We had a blast!  We literally arrived and were harnessing horses within 15 minutes.  We didn’t even get to unload the suitcases from our truck until after 9 pm!  Dris had us driving farm implements and cultimulching his fields all afternoon.  We also had to assist with farm chores, but this allowed us to handle about 12 different Belgians under different circumstances, which was great experience.  The next day was spent harnessing, unharnessing, hitching, unhitching, ground driving, backing into tight spaces, and really getting a feel for driving.  It felt a little like boot camp, but without the yelling.  It was exhausting and invigorating all at the same time!  Our final day was spent really testing our new skills and our team.  We took to the trails, encountered some really spooky things (you know, things like tree trunks, scarecrows, bridges, and dogs) to learn how to handle different situations.  We did encounter a few issues–like when our trace chain suddenly popped off the singletree for unknown reasons.  For the record, this a VERY bad thing to have happen!  Thankfully, as soon as the horse felt it, he jumped, then stopped immediately when I told him.  Finally, we finished up with some logging exercises to get us familiar with the techniques we would need to log our woodlands.
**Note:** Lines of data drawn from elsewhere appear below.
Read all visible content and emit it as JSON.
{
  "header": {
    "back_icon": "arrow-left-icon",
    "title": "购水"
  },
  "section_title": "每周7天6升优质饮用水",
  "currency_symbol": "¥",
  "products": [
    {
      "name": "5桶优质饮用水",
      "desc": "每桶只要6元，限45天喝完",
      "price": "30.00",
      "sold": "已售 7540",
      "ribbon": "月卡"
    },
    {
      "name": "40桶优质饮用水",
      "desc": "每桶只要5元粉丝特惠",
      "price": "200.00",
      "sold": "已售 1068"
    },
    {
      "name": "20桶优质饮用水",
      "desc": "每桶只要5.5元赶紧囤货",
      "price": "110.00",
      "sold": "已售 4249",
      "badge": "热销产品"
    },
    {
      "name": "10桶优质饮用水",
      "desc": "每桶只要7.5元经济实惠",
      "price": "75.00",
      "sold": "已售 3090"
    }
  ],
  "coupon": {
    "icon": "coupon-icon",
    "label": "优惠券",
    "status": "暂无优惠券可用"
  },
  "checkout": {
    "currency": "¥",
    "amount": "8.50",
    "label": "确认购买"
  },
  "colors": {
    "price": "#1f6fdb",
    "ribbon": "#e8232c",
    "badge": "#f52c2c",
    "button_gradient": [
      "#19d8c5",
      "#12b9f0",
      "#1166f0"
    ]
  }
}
Since we got home, we have been harnessing them daily and having a great time.  We have hooked up to our wagon, pulled logs, and toured the neighborhood.  We even gave a horse-loving neighbor a ride in the wagon today.  These horses are incredible, and everything about them impresses us–their size (18 hands to be exact!–that’s 6 feet tall at the withers!), their beauty, their condition, their calm demeanors, their excellent training, their desire to please, their sheer power–everything!  We are dreaming up all sorts of things we can do with these boys.  They absolutely love to work, and we are making big plans to keep them busy.


Here’s a great photo of a friend with the horses, just to show you their size.  I have neglected to get a good one of use with the horses, so I will have to work on that.  We’ve just been too busy having fun with them.